10.17.18 - 10.17.18 60 °F
Although cloudy and a little drizzly, today was special! In the morning we made the 8 mile drive to Stonehenge, one of the more remarkable wonders of the neolithic age. Stonehenge consists of a ring of standing stones, with each standing stone around 13 feet (4.0 m) high, 7 feet (2.1 m) wide and weighing around 25 tons. The stones are set within earthworks in the middle of the most dense complex of Neolithic and Bronze Age monuments in England, including several hundred burial mounds. Archaeologists believe it was constructed from 3000 BC to 2000 BC. The surrounding circular earth bank and ditch, which constitute the earliest phase of the monument, have been dated to about 3100 BC. Radiocarbon dating suggests that the first bluestones were raised between 2400 and 2200 BC, although they may have been at the site as early as 3000 BC. Stonehenge could have been a burial ground from its earliest beginnings.
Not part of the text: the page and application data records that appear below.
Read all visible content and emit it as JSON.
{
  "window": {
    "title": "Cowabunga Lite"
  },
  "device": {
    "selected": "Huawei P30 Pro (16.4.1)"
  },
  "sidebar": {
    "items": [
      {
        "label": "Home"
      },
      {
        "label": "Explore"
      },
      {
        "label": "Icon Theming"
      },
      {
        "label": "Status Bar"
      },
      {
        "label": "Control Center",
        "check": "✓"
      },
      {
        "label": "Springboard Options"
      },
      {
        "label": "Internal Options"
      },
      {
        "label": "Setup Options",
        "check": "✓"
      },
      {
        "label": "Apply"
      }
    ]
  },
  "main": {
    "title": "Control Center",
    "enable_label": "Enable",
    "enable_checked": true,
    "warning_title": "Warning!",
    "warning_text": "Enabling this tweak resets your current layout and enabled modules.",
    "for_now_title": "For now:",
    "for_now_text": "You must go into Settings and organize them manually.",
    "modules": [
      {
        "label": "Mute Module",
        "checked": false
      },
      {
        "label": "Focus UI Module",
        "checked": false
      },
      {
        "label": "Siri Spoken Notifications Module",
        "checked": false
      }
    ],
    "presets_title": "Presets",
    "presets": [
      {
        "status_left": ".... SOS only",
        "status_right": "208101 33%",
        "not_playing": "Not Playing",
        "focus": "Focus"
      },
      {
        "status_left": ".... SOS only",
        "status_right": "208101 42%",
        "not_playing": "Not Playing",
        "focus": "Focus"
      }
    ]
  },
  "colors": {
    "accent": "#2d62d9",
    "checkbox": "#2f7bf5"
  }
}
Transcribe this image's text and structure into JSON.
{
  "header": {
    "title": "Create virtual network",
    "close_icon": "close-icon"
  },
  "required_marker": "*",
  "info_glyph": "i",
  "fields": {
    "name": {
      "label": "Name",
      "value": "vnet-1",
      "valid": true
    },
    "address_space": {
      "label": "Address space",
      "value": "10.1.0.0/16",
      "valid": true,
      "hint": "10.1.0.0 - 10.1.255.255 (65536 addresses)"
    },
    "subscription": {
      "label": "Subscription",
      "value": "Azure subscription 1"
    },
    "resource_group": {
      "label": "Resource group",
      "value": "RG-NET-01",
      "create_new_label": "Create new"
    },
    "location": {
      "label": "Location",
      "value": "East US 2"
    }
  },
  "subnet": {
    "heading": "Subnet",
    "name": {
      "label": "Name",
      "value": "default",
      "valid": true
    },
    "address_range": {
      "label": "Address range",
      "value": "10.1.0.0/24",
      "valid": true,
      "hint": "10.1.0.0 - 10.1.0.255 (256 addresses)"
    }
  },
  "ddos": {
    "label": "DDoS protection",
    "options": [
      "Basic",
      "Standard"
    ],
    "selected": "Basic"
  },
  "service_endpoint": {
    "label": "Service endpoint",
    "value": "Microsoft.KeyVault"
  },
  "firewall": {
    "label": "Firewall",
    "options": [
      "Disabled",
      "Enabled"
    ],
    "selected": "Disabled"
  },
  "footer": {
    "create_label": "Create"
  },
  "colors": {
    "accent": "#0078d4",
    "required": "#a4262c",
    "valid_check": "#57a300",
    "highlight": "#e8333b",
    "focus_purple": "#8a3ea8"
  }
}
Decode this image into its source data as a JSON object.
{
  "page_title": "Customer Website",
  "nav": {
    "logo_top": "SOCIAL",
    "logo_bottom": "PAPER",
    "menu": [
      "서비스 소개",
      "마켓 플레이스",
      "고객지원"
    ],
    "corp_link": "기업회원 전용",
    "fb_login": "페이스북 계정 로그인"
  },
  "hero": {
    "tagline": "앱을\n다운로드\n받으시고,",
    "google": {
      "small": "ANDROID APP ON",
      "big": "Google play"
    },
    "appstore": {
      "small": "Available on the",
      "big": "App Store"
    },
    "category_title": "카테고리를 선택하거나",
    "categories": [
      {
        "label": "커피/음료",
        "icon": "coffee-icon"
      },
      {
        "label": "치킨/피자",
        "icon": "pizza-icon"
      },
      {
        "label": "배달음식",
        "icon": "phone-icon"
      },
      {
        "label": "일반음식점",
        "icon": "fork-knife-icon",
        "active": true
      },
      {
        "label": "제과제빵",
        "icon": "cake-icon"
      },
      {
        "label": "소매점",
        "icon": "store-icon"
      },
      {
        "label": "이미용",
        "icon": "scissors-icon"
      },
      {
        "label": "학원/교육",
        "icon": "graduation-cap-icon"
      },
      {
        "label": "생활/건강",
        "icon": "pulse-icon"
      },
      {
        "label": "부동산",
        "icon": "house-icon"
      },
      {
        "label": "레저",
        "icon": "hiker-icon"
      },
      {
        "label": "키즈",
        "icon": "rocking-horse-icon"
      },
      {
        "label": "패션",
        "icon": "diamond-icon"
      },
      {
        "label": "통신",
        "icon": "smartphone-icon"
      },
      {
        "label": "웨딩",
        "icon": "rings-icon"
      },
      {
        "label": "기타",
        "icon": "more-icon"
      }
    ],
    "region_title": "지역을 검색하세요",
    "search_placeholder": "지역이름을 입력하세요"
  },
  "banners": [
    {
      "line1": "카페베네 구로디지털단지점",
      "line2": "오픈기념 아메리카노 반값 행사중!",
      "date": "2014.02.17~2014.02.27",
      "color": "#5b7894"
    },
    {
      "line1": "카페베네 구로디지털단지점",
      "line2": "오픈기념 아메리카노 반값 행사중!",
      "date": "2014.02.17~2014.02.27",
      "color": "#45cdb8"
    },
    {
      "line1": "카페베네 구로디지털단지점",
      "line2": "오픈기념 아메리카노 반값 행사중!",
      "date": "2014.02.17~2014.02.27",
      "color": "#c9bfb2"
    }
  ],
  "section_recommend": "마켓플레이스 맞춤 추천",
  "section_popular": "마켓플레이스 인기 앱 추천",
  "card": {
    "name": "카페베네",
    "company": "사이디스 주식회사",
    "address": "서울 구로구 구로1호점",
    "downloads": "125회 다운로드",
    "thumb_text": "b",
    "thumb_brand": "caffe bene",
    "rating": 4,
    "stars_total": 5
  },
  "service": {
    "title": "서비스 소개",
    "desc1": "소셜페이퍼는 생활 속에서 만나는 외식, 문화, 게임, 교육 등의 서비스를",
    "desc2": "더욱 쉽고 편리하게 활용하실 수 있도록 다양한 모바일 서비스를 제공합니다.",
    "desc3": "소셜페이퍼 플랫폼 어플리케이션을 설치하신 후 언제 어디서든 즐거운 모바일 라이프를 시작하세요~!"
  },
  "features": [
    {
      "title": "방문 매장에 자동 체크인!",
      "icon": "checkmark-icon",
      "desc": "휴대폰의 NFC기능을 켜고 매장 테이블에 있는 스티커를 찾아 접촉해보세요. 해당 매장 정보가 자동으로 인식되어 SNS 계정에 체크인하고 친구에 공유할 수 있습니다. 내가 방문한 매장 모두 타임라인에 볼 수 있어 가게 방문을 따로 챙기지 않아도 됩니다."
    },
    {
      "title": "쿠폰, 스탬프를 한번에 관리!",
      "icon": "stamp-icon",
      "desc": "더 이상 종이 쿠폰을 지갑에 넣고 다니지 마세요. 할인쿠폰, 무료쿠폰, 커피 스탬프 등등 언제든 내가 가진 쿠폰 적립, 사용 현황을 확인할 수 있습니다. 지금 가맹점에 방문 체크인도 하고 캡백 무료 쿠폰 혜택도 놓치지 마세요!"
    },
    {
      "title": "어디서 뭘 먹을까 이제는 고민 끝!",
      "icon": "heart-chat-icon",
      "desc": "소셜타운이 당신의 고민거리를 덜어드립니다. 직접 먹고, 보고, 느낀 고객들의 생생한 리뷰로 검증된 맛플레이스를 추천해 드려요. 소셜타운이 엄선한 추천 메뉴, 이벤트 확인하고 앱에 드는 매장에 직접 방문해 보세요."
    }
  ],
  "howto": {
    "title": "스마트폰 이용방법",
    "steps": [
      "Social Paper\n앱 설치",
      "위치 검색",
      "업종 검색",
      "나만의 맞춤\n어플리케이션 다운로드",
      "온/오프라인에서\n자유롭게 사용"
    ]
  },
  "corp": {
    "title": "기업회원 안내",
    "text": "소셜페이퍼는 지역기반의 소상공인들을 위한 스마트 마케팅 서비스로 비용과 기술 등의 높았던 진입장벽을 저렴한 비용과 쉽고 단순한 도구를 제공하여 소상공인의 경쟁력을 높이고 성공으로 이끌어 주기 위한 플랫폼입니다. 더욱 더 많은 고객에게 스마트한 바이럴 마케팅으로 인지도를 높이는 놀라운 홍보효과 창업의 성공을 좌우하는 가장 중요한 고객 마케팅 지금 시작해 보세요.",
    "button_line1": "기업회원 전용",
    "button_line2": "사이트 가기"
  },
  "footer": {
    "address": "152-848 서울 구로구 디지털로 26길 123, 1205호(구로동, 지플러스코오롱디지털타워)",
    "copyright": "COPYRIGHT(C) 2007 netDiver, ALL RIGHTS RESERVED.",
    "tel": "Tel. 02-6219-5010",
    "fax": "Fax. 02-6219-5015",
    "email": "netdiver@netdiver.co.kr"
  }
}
Deposits containing human bone date from as early as 3000 BC, when the ditch and bank were first dug, and continued for at least another five hundred years.
After lunch in the hotel, and a nap, we headed to the Salisbury Cathedral, truly magnificent, which houses the best preserved of the four copies of the Magna Carta that are known to exist. Salisbury Cathedral, formally known as the Cathedral Church of the Blessed Virgin Mary, is an Anglican cathedral in Salisbury, England, and one of the leading examples of Early English architecture. The main body of the cathedral was completed in 38 years, from 1220 to 1258. Since 1549, the cathedral has had the tallest church spire in the United Kingdom, at 404 feet (123 m). The cathedral also has the largest cloister and the largest cathedral close in Britain at 80 acres (32 ha). It contains a clock which is among the oldest working clocks in the world, and has the best surviving of the four original copies of Magna Carta, written in Medieval Latin. In 2008, the cathedral celebrated the 750th anniversary of its consecration. The cathedral is the mother church of the Diocese of Salisbury and is the seat of the Bishop of Salisbury, currently Nick Holtam. Among those buried in the church is Edward Seymour, 1st Earl of Hertford (1539–1621), nephew of queen-consort Jane Seymour.